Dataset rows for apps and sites
□ □ □ □ □ □ □

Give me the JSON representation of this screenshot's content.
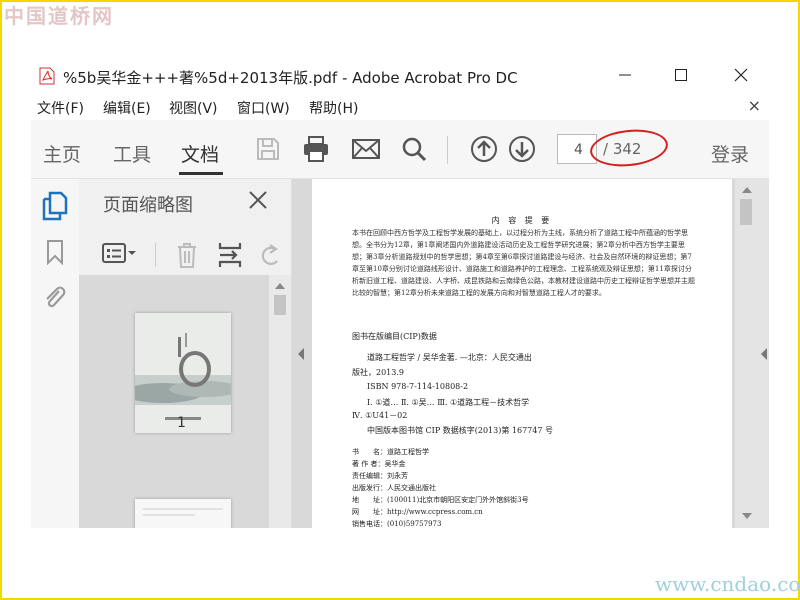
{
  "watermark_top": "中国道桥网",
  "watermark_bottom": "www.cndao.com",
  "window": {
    "title": "%5b吴华金+++著%5d+2013年版.pdf - Adobe Acrobat Pro DC",
    "controls": {
      "minimize": "minimize-icon",
      "maximize": "maximize-icon",
      "close": "close-icon"
    }
  },
  "menu": [
    "文件(F)",
    "编辑(E)",
    "视图(V)",
    "窗口(W)",
    "帮助(H)"
  ],
  "menu_close": "×",
  "toolbar": {
    "tabs": [
      "主页",
      "工具",
      "文档"
    ],
    "active_tab": "文档",
    "page_current": "4",
    "page_total": "/ 342",
    "sign_in": "登录"
  },
  "panel": {
    "title": "页面缩略图",
    "thumbnail_label": "1"
  },
  "page": {
    "heading": "内 容 提 要",
    "summary": "本书在回顾中西方哲学及工程哲学发展的基础上，以过程分析为主线，系统分析了道路工程中所蕴涵的哲学思想。全书分为12章，第1章阐述国内外道路建设活动历史及工程哲学研究进展；第2章分析中西方哲学主要思想；第3章分析道路规划中的哲学思想；第4章至第6章探讨道路建设与经济、社会及自然环境的辩证思想；第7章至第10章分别讨论道路线形设计、道路施工和道路养护的工程理念、工程系统观及辩证思想；第11章探讨分析新旧道工程、道路建设、人字桥、成昆铁路和云南绿色公路，本教材建设道路中历史工程辩证哲学思想并主题比较的智慧；第12章分析未来道路工程的发展方向和对智慧道路工程人才的要求。",
    "cip_title": "图书在版编目(CIP)数据",
    "cip_line1": "道路工程哲学 / 吴华金著. —北京：人民交通出",
    "cip_line2": "版社，2013.9",
    "cip_isbn": "ISBN 978-7-114-10808-2",
    "cip_class": "Ⅰ. ①道…  Ⅱ. ①吴…  Ⅲ. ①道路工程－技术哲学",
    "cip_class2": "Ⅳ. ①U41－02",
    "cip_number": "中国版本图书馆 CIP 数据核字(2013)第 167747 号",
    "pub_rows": [
      "书　　名：道路工程哲学",
      "著 作 者：吴华金",
      "责任编辑：刘永芳",
      "出版发行：人民交通出版社",
      "地　　址：(100011)北京市朝阳区安定门外外馆斜街3号",
      "网　　址：http://www.ccpress.com.cn",
      "销售电话：(010)59757973"
    ]
  }
}
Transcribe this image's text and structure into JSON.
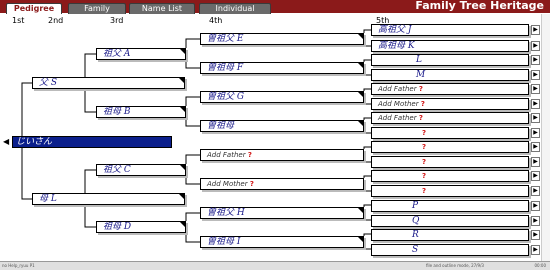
{
  "app": {
    "title": "Family Tree Heritage"
  },
  "tabs": [
    {
      "label": "Pedigree",
      "active": true
    },
    {
      "label": "Family",
      "active": false
    },
    {
      "label": "Name List",
      "active": false
    },
    {
      "label": "Individual",
      "active": false
    }
  ],
  "generations": [
    "1st",
    "2nd",
    "3rd",
    "4th",
    "5th"
  ],
  "root": {
    "name": "じいさん"
  },
  "gen2": [
    {
      "name": "父 S"
    },
    {
      "name": "母 L"
    }
  ],
  "gen3": [
    {
      "name": "祖父 A"
    },
    {
      "name": "祖母 B"
    },
    {
      "name": "祖父 C"
    },
    {
      "name": "祖母 D"
    }
  ],
  "gen4": [
    {
      "name": "曽祖父 E"
    },
    {
      "name": "曽祖母 F"
    },
    {
      "name": "曽祖父 G"
    },
    {
      "name": "曽祖母"
    },
    {
      "name": "Add Father",
      "q": "?"
    },
    {
      "name": "Add Mother",
      "q": "?"
    },
    {
      "name": "曽祖父 H"
    },
    {
      "name": "曽祖母 I"
    }
  ],
  "gen5": [
    {
      "name": "高祖父 J"
    },
    {
      "name": "高祖母 K"
    },
    {
      "name": "L"
    },
    {
      "name": "M"
    },
    {
      "name": "Add Father",
      "q": "?"
    },
    {
      "name": "Add Mother",
      "q": "?"
    },
    {
      "name": "Add Father",
      "q": "?"
    },
    {
      "name": "",
      "q": "?"
    },
    {
      "name": "",
      "q": "?"
    },
    {
      "name": "",
      "q": "?"
    },
    {
      "name": "",
      "q": "?"
    },
    {
      "name": "",
      "q": "?"
    },
    {
      "name": "P"
    },
    {
      "name": "Q"
    },
    {
      "name": "R"
    },
    {
      "name": "S"
    }
  ],
  "statusbar": {
    "left": "no Help_ryuu P1",
    "mid": "file and outline mode, 27/9/3",
    "right": "00:00"
  }
}
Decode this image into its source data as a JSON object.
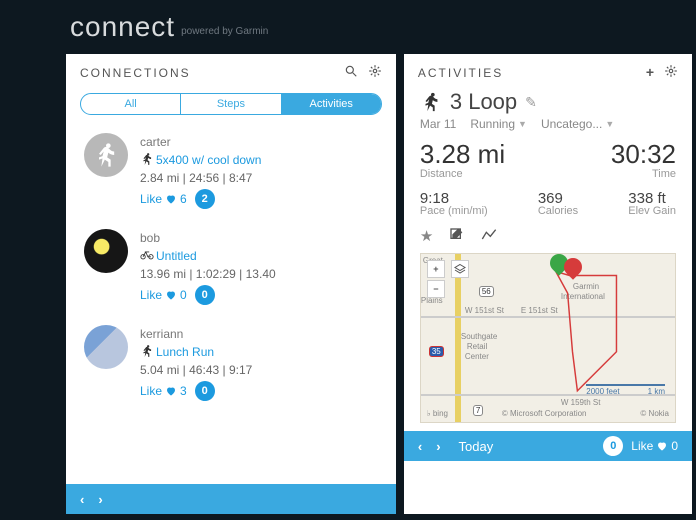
{
  "brand": {
    "logo": "connect",
    "powered": "powered by Garmin"
  },
  "left_panel": {
    "title": "CONNECTIONS",
    "tabs": {
      "all": "All",
      "steps": "Steps",
      "activities": "Activities",
      "active": "Activities"
    },
    "like_label": "Like",
    "items": [
      {
        "user": "carter",
        "icon": "run",
        "title": "5x400 w/ cool down",
        "meta": "2.84 mi | 24:56 | 8:47",
        "likes": "6",
        "comments": "2"
      },
      {
        "user": "bob",
        "icon": "bike",
        "title": "Untitled",
        "meta": "13.96 mi | 1:02:29 | 13.40",
        "likes": "0",
        "comments": "0"
      },
      {
        "user": "kerriann",
        "icon": "run",
        "title": "Lunch Run",
        "meta": "5.04 mi | 46:43 | 9:17",
        "likes": "3",
        "comments": "0"
      }
    ]
  },
  "right_panel": {
    "title": "ACTIVITIES",
    "activity": {
      "name": "3 Loop",
      "date": "Mar 11",
      "type": "Running",
      "category": "Uncatego...",
      "distance": {
        "value": "3.28 mi",
        "label": "Distance"
      },
      "time": {
        "value": "30:32",
        "label": "Time"
      },
      "pace": {
        "value": "9:18",
        "label": "Pace (min/mi)"
      },
      "calories": {
        "value": "369",
        "label": "Calories"
      },
      "elev": {
        "value": "338 ft",
        "label": "Elev Gain"
      }
    },
    "map": {
      "labels": {
        "great": "Great",
        "plains": "Plains",
        "w151": "W 151st St",
        "e151": "E 151st St",
        "garmin": "Garmin",
        "intl": "International",
        "southgate": "Southgate",
        "retail": "Retail",
        "center": "Center",
        "w159": "W 159th St"
      },
      "shield56": "56",
      "shield35": "35",
      "shield7": "7",
      "scale_ft": "2000 feet",
      "scale_km": "1 km",
      "bing": "bing",
      "msft": "© Microsoft Corporation",
      "nokia": "© Nokia"
    },
    "footer": {
      "today": "Today",
      "comments": "0",
      "like_label": "Like",
      "likes": "0"
    }
  }
}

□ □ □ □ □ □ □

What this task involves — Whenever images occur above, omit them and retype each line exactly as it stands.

Written answer —
Give me the JSON representation of this screenshot's content.
{
  "watermark_top": "中国道桥网",
  "watermark_bottom": "www.cndao.com",
  "window": {
    "title": "%5b吴华金+++著%5d+2013年版.pdf - Adobe Acrobat Pro DC",
    "controls": {
      "minimize": "minimize-icon",
      "maximize": "maximize-icon",
      "close": "close-icon"
    }
  },
  "menu": [
    "文件(F)",
    "编辑(E)",
    "视图(V)",
    "窗口(W)",
    "帮助(H)"
  ],
  "menu_close": "×",
  "toolbar": {
    "tabs": [
      "主页",
      "工具",
      "文档"
    ],
    "active_tab": "文档",
    "page_current": "4",
    "page_total": "/ 342",
    "sign_in": "登录"
  },
  "panel": {
    "title": "页面缩略图",
    "thumbnail_label": "1"
  },
  "page": {
    "heading": "内 容 提 要",
    "summary": "本书在回顾中西方哲学及工程哲学发展的基础上，以过程分析为主线，系统分析了道路工程中所蕴涵的哲学思想。全书分为12章，第1章阐述国内外道路建设活动历史及工程哲学研究进展；第2章分析中西方哲学主要思想；第3章分析道路规划中的哲学思想；第4章至第6章探讨道路建设与经济、社会及自然环境的辩证思想；第7章至第10章分别讨论道路线形设计、道路施工和道路养护的工程理念、工程系统观及辩证思想；第11章探讨分析新旧道工程、道路建设、人字桥、成昆铁路和云南绿色公路，本教材建设道路中历史工程辩证哲学思想并主题比较的智慧；第12章分析未来道路工程的发展方向和对智慧道路工程人才的要求。",
    "cip_title": "图书在版编目(CIP)数据",
    "cip_line1": "道路工程哲学 / 吴华金著. —北京：人民交通出",
    "cip_line2": "版社，2013.9",
    "cip_isbn": "ISBN 978-7-114-10808-2",
    "cip_class": "Ⅰ. ①道…  Ⅱ. ①吴…  Ⅲ. ①道路工程－技术哲学",
    "cip_class2": "Ⅳ. ①U41－02",
    "cip_number": "中国版本图书馆 CIP 数据核字(2013)第 167747 号",
    "pub_rows": [
      "书　　名：道路工程哲学",
      "著 作 者：吴华金",
      "责任编辑：刘永芳",
      "出版发行：人民交通出版社",
      "地　　址：(100011)北京市朝阳区安定门外外馆斜街3号",
      "网　　址：http://www.ccpress.com.cn",
      "销售电话：(010)59757973"
    ]
  }
}
Transcribe this image's text and structure into JSON.
{
  "app": {
    "title": "Family Tree Heritage"
  },
  "tabs": [
    {
      "label": "Pedigree",
      "active": true
    },
    {
      "label": "Family",
      "active": false
    },
    {
      "label": "Name List",
      "active": false
    },
    {
      "label": "Individual",
      "active": false
    }
  ],
  "generations": [
    "1st",
    "2nd",
    "3rd",
    "4th",
    "5th"
  ],
  "root": {
    "name": "じいさん"
  },
  "gen2": [
    {
      "name": "父 S"
    },
    {
      "name": "母 L"
    }
  ],
  "gen3": [
    {
      "name": "祖父 A"
    },
    {
      "name": "祖母 B"
    },
    {
      "name": "祖父 C"
    },
    {
      "name": "祖母 D"
    }
  ],
  "gen4": [
    {
      "name": "曽祖父 E"
    },
    {
      "name": "曽祖母 F"
    },
    {
      "name": "曽祖父 G"
    },
    {
      "name": "曽祖母"
    },
    {
      "name": "Add Father",
      "q": "?"
    },
    {
      "name": "Add Mother",
      "q": "?"
    },
    {
      "name": "曽祖父 H"
    },
    {
      "name": "曽祖母 I"
    }
  ],
  "gen5": [
    {
      "name": "高祖父 J"
    },
    {
      "name": "高祖母 K"
    },
    {
      "name": "L"
    },
    {
      "name": "M"
    },
    {
      "name": "Add Father",
      "q": "?"
    },
    {
      "name": "Add Mother",
      "q": "?"
    },
    {
      "name": "Add Father",
      "q": "?"
    },
    {
      "name": "",
      "q": "?"
    },
    {
      "name": "",
      "q": "?"
    },
    {
      "name": "",
      "q": "?"
    },
    {
      "name": "",
      "q": "?"
    },
    {
      "name": "",
      "q": "?"
    },
    {
      "name": "P"
    },
    {
      "name": "Q"
    },
    {
      "name": "R"
    },
    {
      "name": "S"
    }
  ],
  "statusbar": {
    "left": "no Help_ryuu P1",
    "mid": "file and outline mode, 27/9/3",
    "right": "00:00"
  }
}
Decode this image into its source data as a JSON object.
{
  "brand": {
    "logo": "connect",
    "powered": "powered by Garmin"
  },
  "left_panel": {
    "title": "CONNECTIONS",
    "tabs": {
      "all": "All",
      "steps": "Steps",
      "activities": "Activities",
      "active": "Activities"
    },
    "like_label": "Like",
    "items": [
      {
        "user": "carter",
        "icon": "run",
        "title": "5x400 w/ cool down",
        "meta": "2.84 mi | 24:56 | 8:47",
        "likes": "6",
        "comments": "2"
      },
      {
        "user": "bob",
        "icon": "bike",
        "title": "Untitled",
        "meta": "13.96 mi | 1:02:29 | 13.40",
        "likes": "0",
        "comments": "0"
      },
      {
        "user": "kerriann",
        "icon": "run",
        "title": "Lunch Run",
        "meta": "5.04 mi | 46:43 | 9:17",
        "likes": "3",
        "comments": "0"
      }
    ]
  },
  "right_panel": {
    "title": "ACTIVITIES",
    "activity": {
      "name": "3 Loop",
      "date": "Mar 11",
      "type": "Running",
      "category": "Uncatego...",
      "distance": {
        "value": "3.28 mi",
        "label": "Distance"
      },
      "time": {
        "value": "30:32",
        "label": "Time"
      },
      "pace": {
        "value": "9:18",
        "label": "Pace (min/mi)"
      },
      "calories": {
        "value": "369",
        "label": "Calories"
      },
      "elev": {
        "value": "338 ft",
        "label": "Elev Gain"
      }
    },
    "map": {
      "labels": {
        "great": "Great",
        "plains": "Plains",
        "w151": "W 151st St",
        "e151": "E 151st St",
        "garmin": "Garmin",
        "intl": "International",
        "southgate": "Southgate",
        "retail": "Retail",
        "center": "Center",
        "w159": "W 159th St"
      },
      "shield56": "56",
      "shield35": "35",
      "shield7": "7",
      "scale_ft": "2000 feet",
      "scale_km": "1 km",
      "bing": "bing",
      "msft": "© Microsoft Corporation",
      "nokia": "© Nokia"
    },
    "footer": {
      "today": "Today",
      "comments": "0",
      "like_label": "Like",
      "likes": "0"
    }
  }
}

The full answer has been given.